Ron Islam is heading home to Bangladesh to build a technology start-up, 15 years after he landed in Australia to study.
Humble about his achievements, he can’t hide his excitement for the future. “I dream really big,” he says, “because even if I only achieve 50 per cent, then that’s really good!”
Ron’s company inveitco – which he established with his wife Shifat as finance director – already has 10 developers in Dhaka, Bangladesh’s capital. It’s close to launching two apps. One of them, CentraMOS, will enable private clinics to access medical records. Another is an information sharing platform for students and teachers called Ednius.
With a population of some 160 million people, Bangladesh is an appealing market, he says. “Both products deal with the mass market. If we can get proper traction and interest, we believe [CentraMOS] will be a huge success for us.”
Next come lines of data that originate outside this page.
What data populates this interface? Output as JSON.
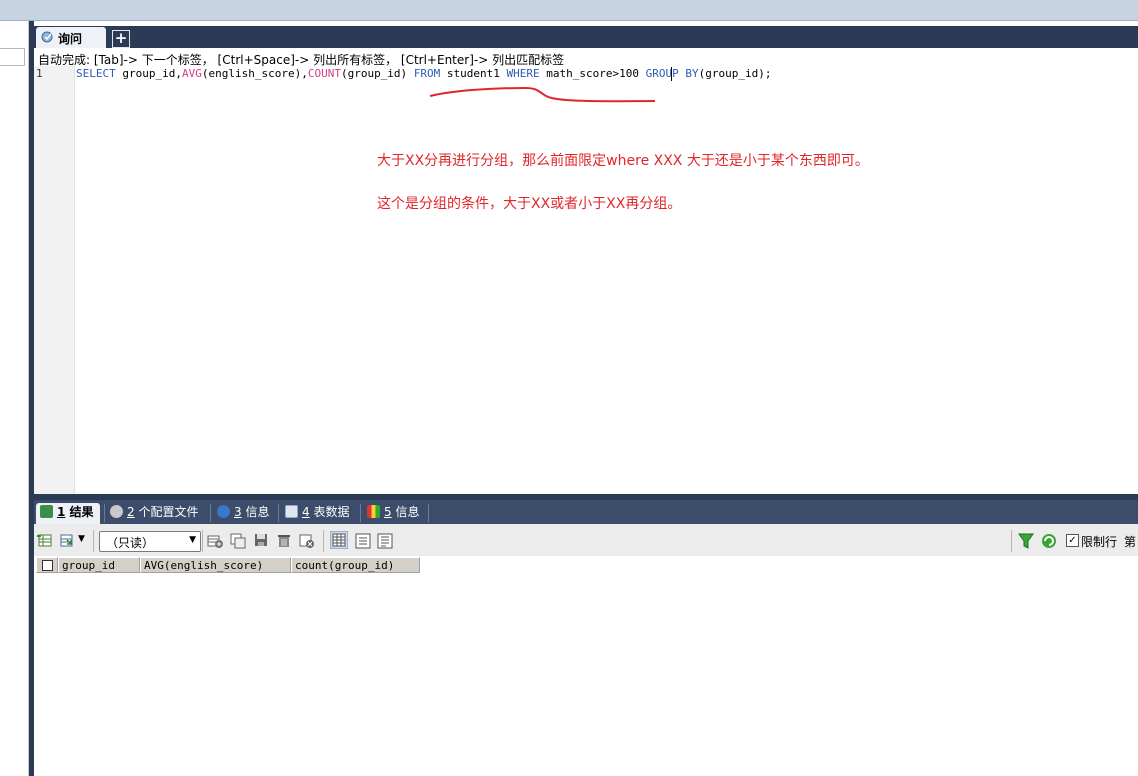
{
  "query_tab": {
    "label": "询问",
    "new_tab": "+"
  },
  "hint": "自动完成: [Tab]-> 下一个标签， [Ctrl+Space]-> 列出所有标签， [Ctrl+Enter]-> 列出匹配标签",
  "editor": {
    "line_number": "1",
    "sql": [
      {
        "t": "SELECT",
        "c": "kw"
      },
      {
        "t": " group_id,",
        "c": ""
      },
      {
        "t": "AVG",
        "c": "fn"
      },
      {
        "t": "(english_score),",
        "c": ""
      },
      {
        "t": "COUNT",
        "c": "fn"
      },
      {
        "t": "(group_id) ",
        "c": ""
      },
      {
        "t": "FROM",
        "c": "kw"
      },
      {
        "t": " student1 ",
        "c": ""
      },
      {
        "t": "WHERE",
        "c": "kw"
      },
      {
        "t": " math_score>100 ",
        "c": ""
      },
      {
        "t": "GROUP BY",
        "c": "kw"
      },
      {
        "t": "(group_id);",
        "c": ""
      }
    ]
  },
  "annotations": {
    "note1": "大于XX分再进行分组，那么前面限定where XXX 大于还是小于某个东西即可。",
    "note2": "这个是分组的条件，大于XX或者小于XX再分组。",
    "underline_color": "#e0262a"
  },
  "result_tabs": [
    {
      "num": "1",
      "label": "结果",
      "icon": "grid-icon",
      "active": true
    },
    {
      "num": "2",
      "label": "个配置文件",
      "icon": "profile-icon",
      "active": false
    },
    {
      "num": "3",
      "label": "信息",
      "icon": "info-icon",
      "active": false
    },
    {
      "num": "4",
      "label": "表数据",
      "icon": "table-data-icon",
      "active": false
    },
    {
      "num": "5",
      "label": "信息",
      "icon": "info-colored-icon",
      "active": false
    }
  ],
  "toolbar": {
    "readonly_select": "（只读）",
    "limit_checked": true,
    "limit_label": "限制行",
    "page_label": "第"
  },
  "grid": {
    "columns": [
      "group_id",
      "AVG(english_score)",
      "count(group_id)"
    ]
  },
  "colors": {
    "dark_bar": "#2b3b55",
    "keyword": "#2b5cb8",
    "function": "#d43c8c",
    "annotation": "#e0262a"
  }
}
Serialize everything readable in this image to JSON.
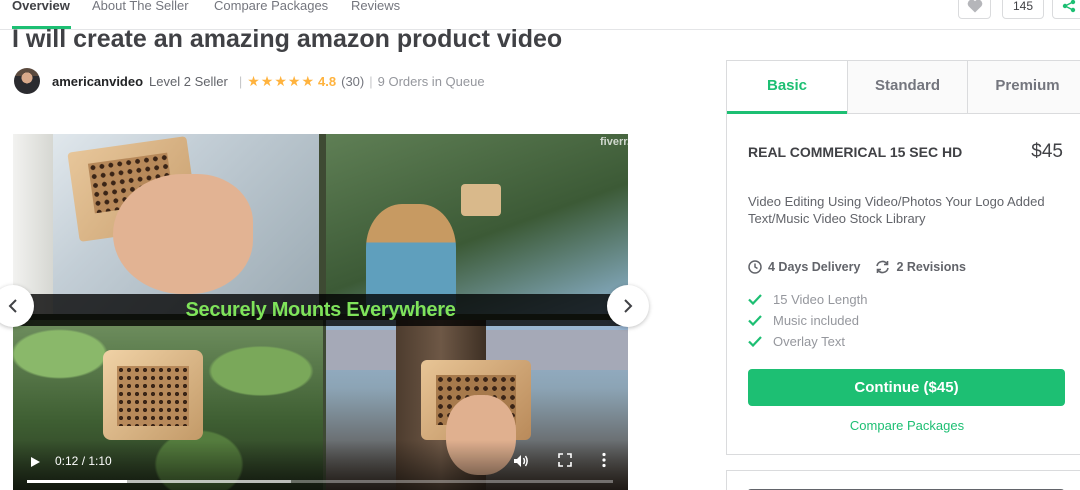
{
  "nav": {
    "tabs": [
      {
        "label": "Overview",
        "active": true
      },
      {
        "label": "About The Seller",
        "active": false
      },
      {
        "label": "Compare Packages",
        "active": false
      },
      {
        "label": "Reviews",
        "active": false
      }
    ],
    "like_count": "145",
    "accent_color": "#1dbf73"
  },
  "gig": {
    "title": "I will create an amazing amazon product video"
  },
  "seller": {
    "username": "americanvideo",
    "level": "Level 2 Seller",
    "separator": "|",
    "rating": "4.8",
    "star_count": 5,
    "reviews": "(30)",
    "queue": "9 Orders in Queue"
  },
  "video": {
    "caption": "Securely Mounts Everywhere",
    "watermark": "fiverr.",
    "time": "0:12 / 1:10",
    "progress_fraction": 0.17,
    "buffered_fraction": 0.45
  },
  "package": {
    "tabs": [
      {
        "label": "Basic",
        "active": true
      },
      {
        "label": "Standard",
        "active": false
      },
      {
        "label": "Premium",
        "active": false
      }
    ],
    "name": "REAL COMMERICAL 15 SEC HD",
    "price": "$45",
    "description": "Video Editing Using Video/Photos Your Logo Added Text/Music Video Stock Library",
    "delivery": "4 Days Delivery",
    "revisions": "2 Revisions",
    "features": [
      "15 Video Length",
      "Music included",
      "Overlay Text"
    ],
    "continue_label": "Continue ($45)",
    "compare_label": "Compare Packages"
  }
}
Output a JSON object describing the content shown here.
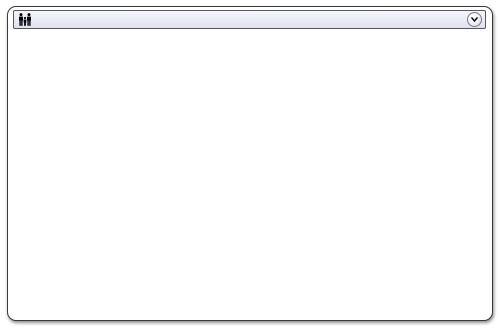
{
  "panel": {
    "icon": "people-group-icon",
    "title": "",
    "expand_icon": "chevron-down-icon"
  }
}
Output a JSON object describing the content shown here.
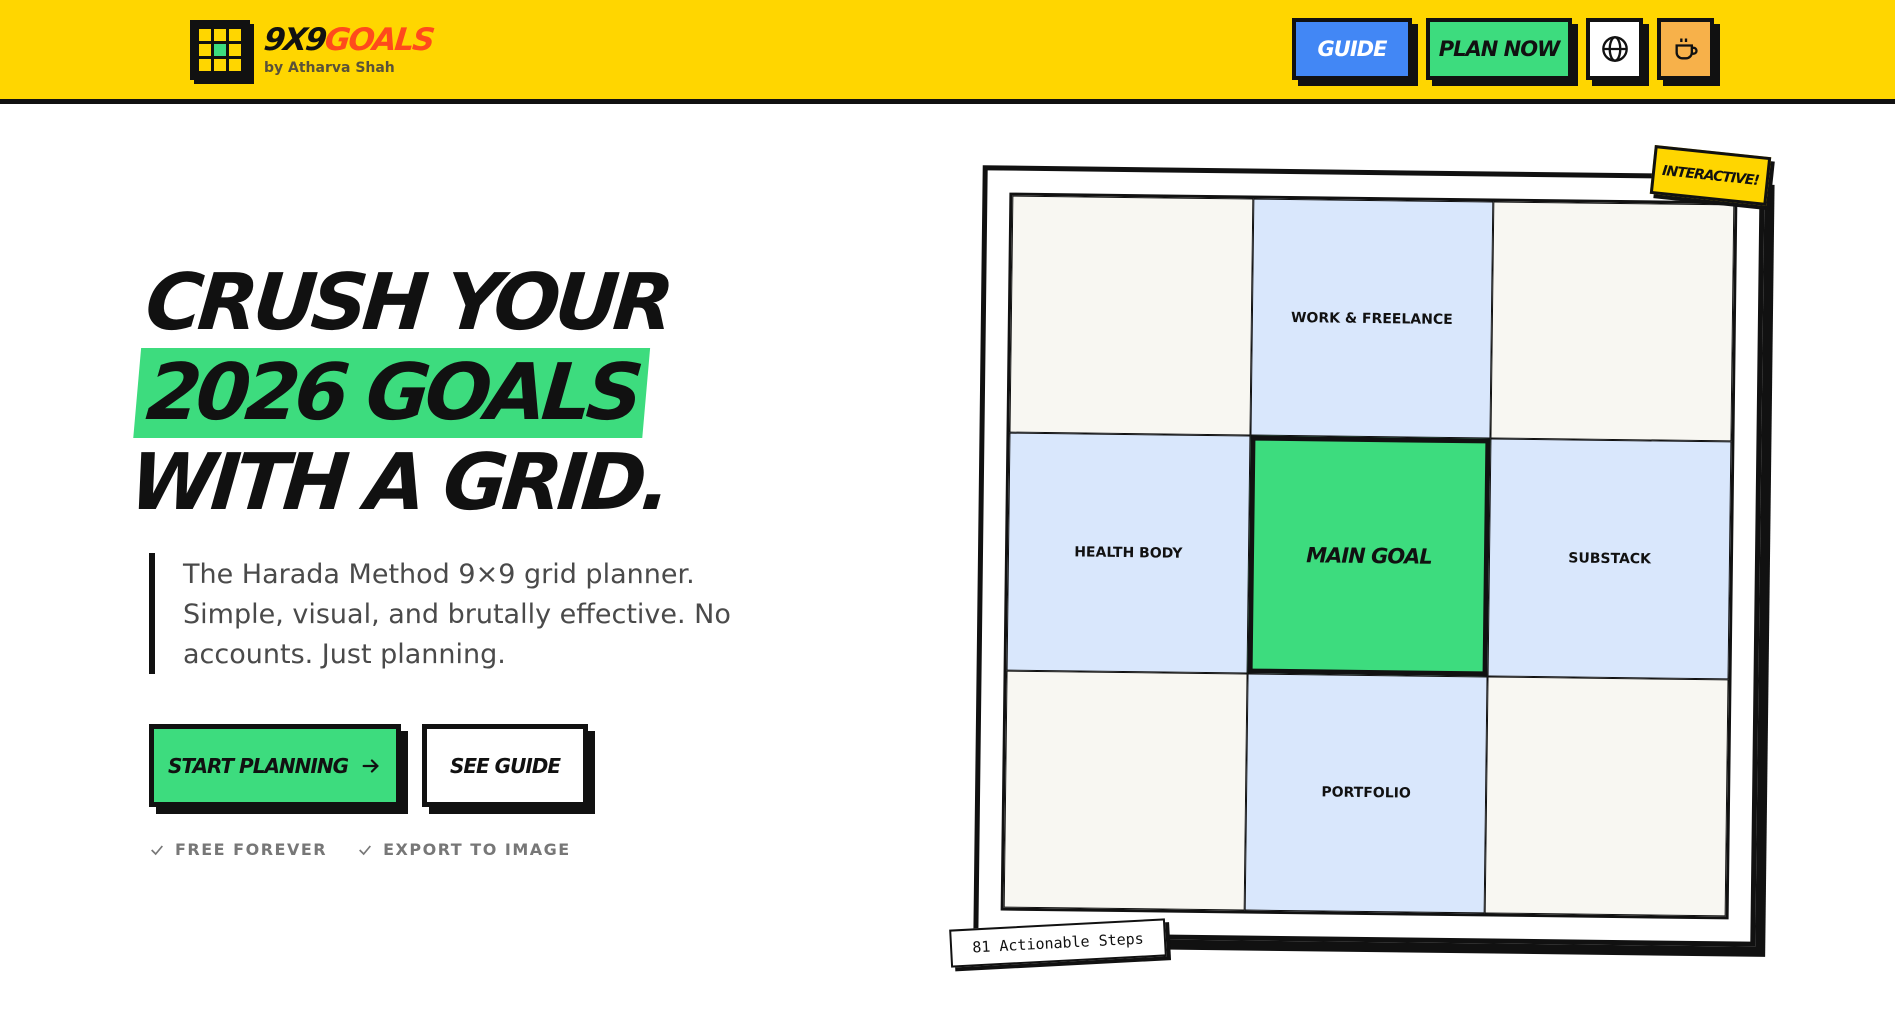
{
  "header": {
    "brand_part1": "9X9",
    "brand_part2": "GOALS",
    "byline": "by Atharva Shah",
    "guide_label": "GUIDE",
    "plan_label": "PLAN NOW",
    "language_icon": "globe-icon",
    "coffee_icon": "coffee-cup-icon"
  },
  "hero": {
    "title_line1": "CRUSH YOUR",
    "title_line2": "2026 GOALS",
    "title_line3": "WITH A GRID.",
    "description": "The Harada Method 9×9 grid planner. Simple, visual, and brutally effective. No accounts. Just planning.",
    "cta_primary": "START PLANNING",
    "cta_primary_icon": "arrow-right-icon",
    "cta_secondary": "SEE GUIDE",
    "features": [
      "FREE FOREVER",
      "EXPORT TO IMAGE"
    ],
    "feature_icon": "check-icon"
  },
  "preview": {
    "badge": "INTERACTIVE!",
    "cells": [
      "",
      "WORK & FREELANCE",
      "",
      "HEALTH BODY",
      "MAIN GOAL",
      "SUBSTACK",
      "",
      "PORTFOLIO",
      ""
    ],
    "footer_badge": "81 Actionable Steps"
  },
  "colors": {
    "header_bg": "#FFD600",
    "accent_green": "#3DDC7E",
    "accent_blue": "#4287F5",
    "accent_orange": "#FF4A1C",
    "sub_goal_bg": "#D9E7FC",
    "empty_cell_bg": "#F8F7F2",
    "coffee_bg": "#F7B14A"
  }
}
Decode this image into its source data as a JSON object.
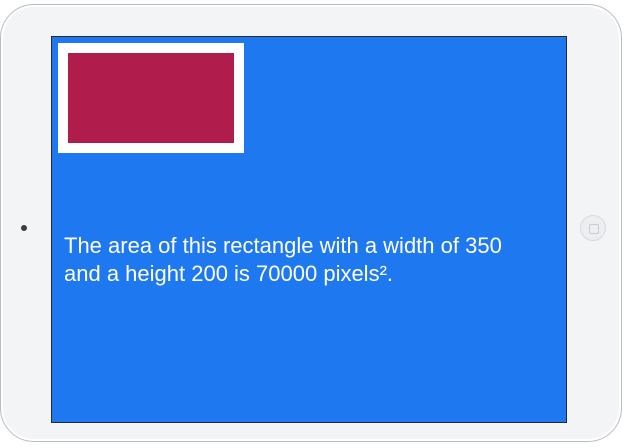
{
  "app": {
    "area_message": "The area of this rectangle with a width of 350 and a height 200 is 70000 pixels².",
    "screen_background_color": "#1e78f0",
    "rectangle_fill_color": "#b01c4c",
    "rectangle_border_color": "#ffffff",
    "text_color": "#ffffff"
  },
  "device": {
    "camera_icon": "camera-icon",
    "home_button_icon": "home-button-icon"
  }
}
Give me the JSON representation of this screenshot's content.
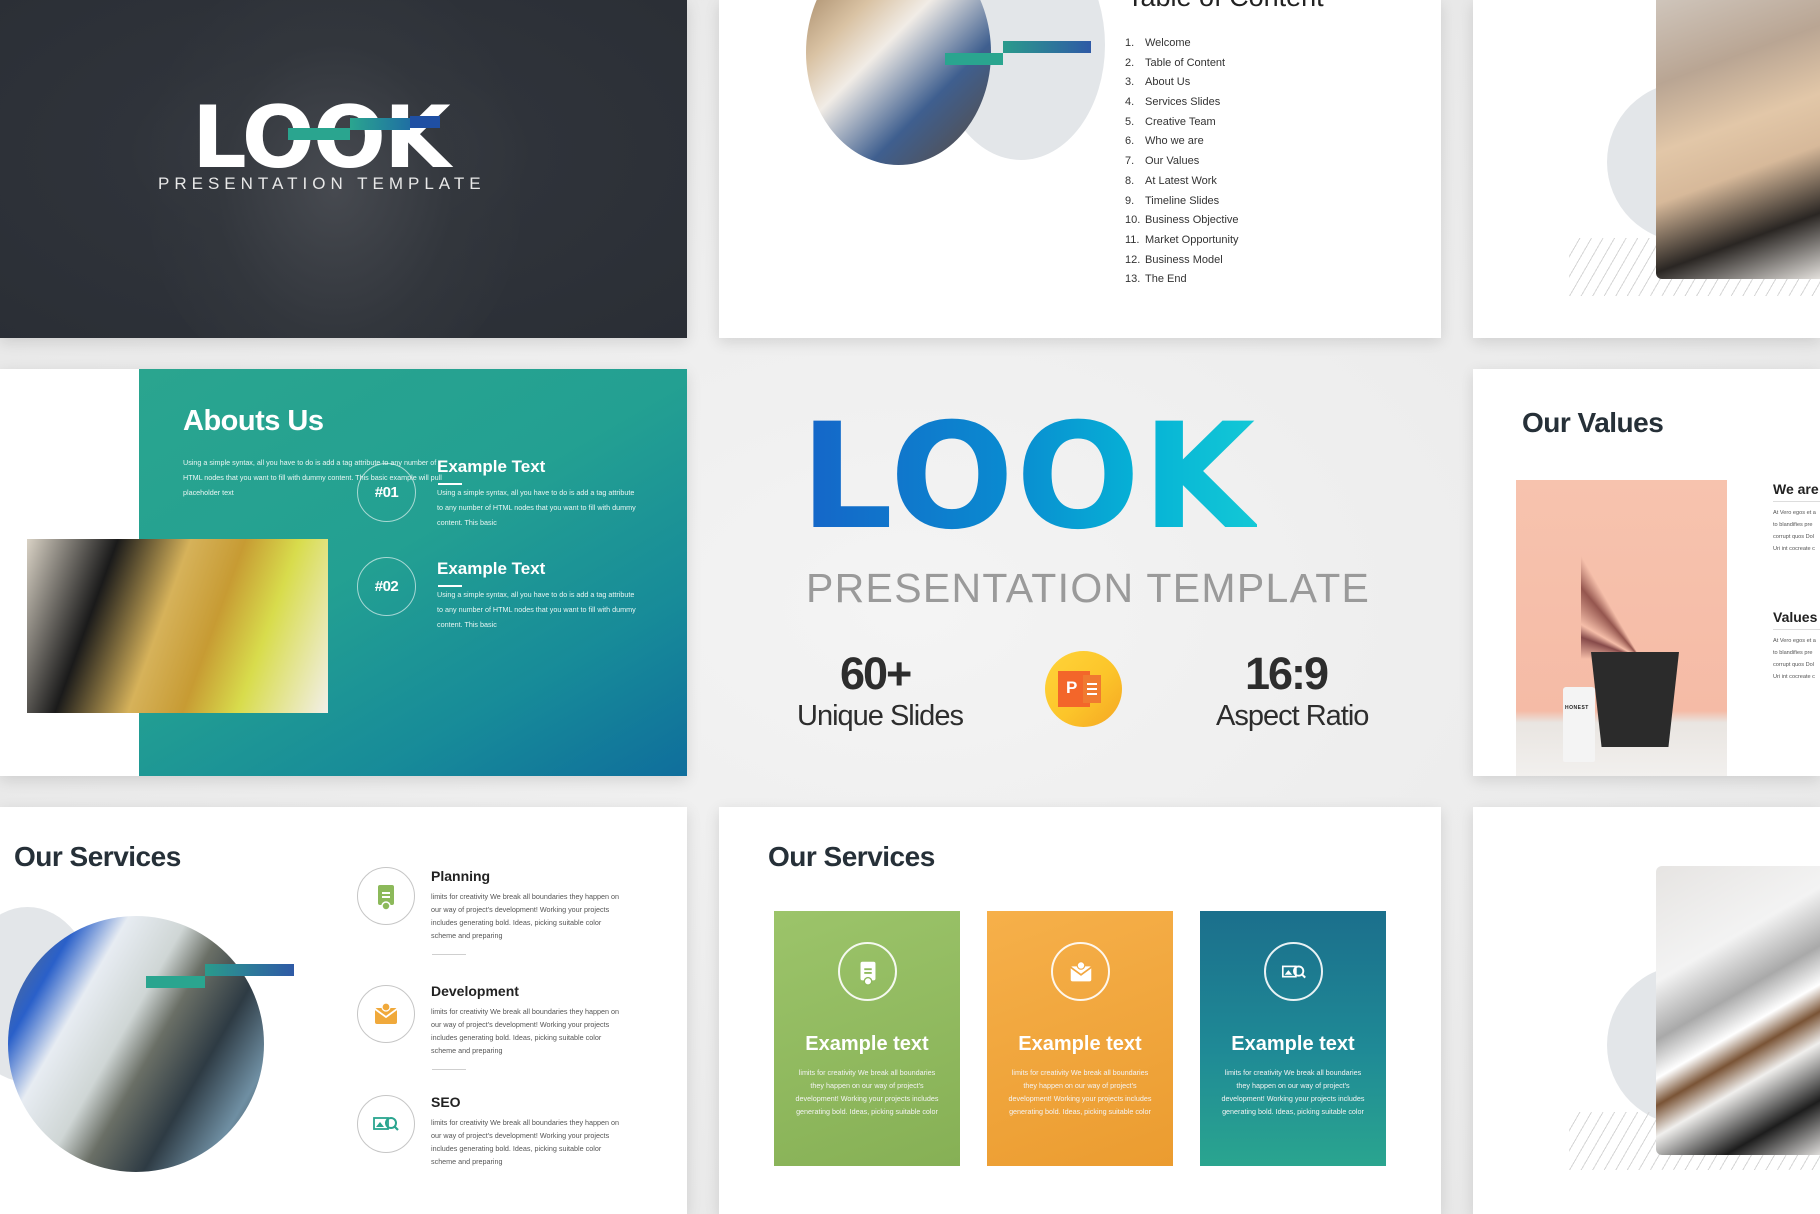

His company has opened an Australian office and he plans to spend his time between the two countries, with staff in Dhaka helping Australian customers with website and e-commerce projects, graphic design and software development.
Spending his first year in Australia in 2002 at UTS Insearch, Ron took an English language course and a diploma. Although he’d learned to read and write English, he had almost no practice speaking it. “I still struggle, to be honest,” he laughs. “I’m learning all the time.”
Ron chose a Bachelor of Science in IT at UTS because of the practical nature of the course. It included industry-standard certification required to set up and run an enterprise-scale network.
He graduated in 2005, applied for permanent residency and within months landed his first job in Canberra doing presales for a security software firm.
Two years later he was back in Sydney working for a consulting firm that became Pactera, a Chinese-owned global digital transformation and technology services company.
He worked there until mid-2016, handling projects for clients such as British American Tobacco, Telstra, Optus, AAPT, Channel Seven and NSW Rural Fire Service, before setting out on his own.
Ron’s advice to entrepreneurs is: “Don’t hold back. Just try different things – and keep doing it.”
One day, he hopes to offer some competition to the likes of Wipro and Infosys, big Indian IT services firms that have successfully expanded across the world.
“I don’t want to sit down 20 years from now and tell my grandkids, “You know what? I could’ve done that.” I’m sure they will ask ‘Why didn’t you do it?’ If I fail now, at least I know that, OK, I’ve tried,” he says.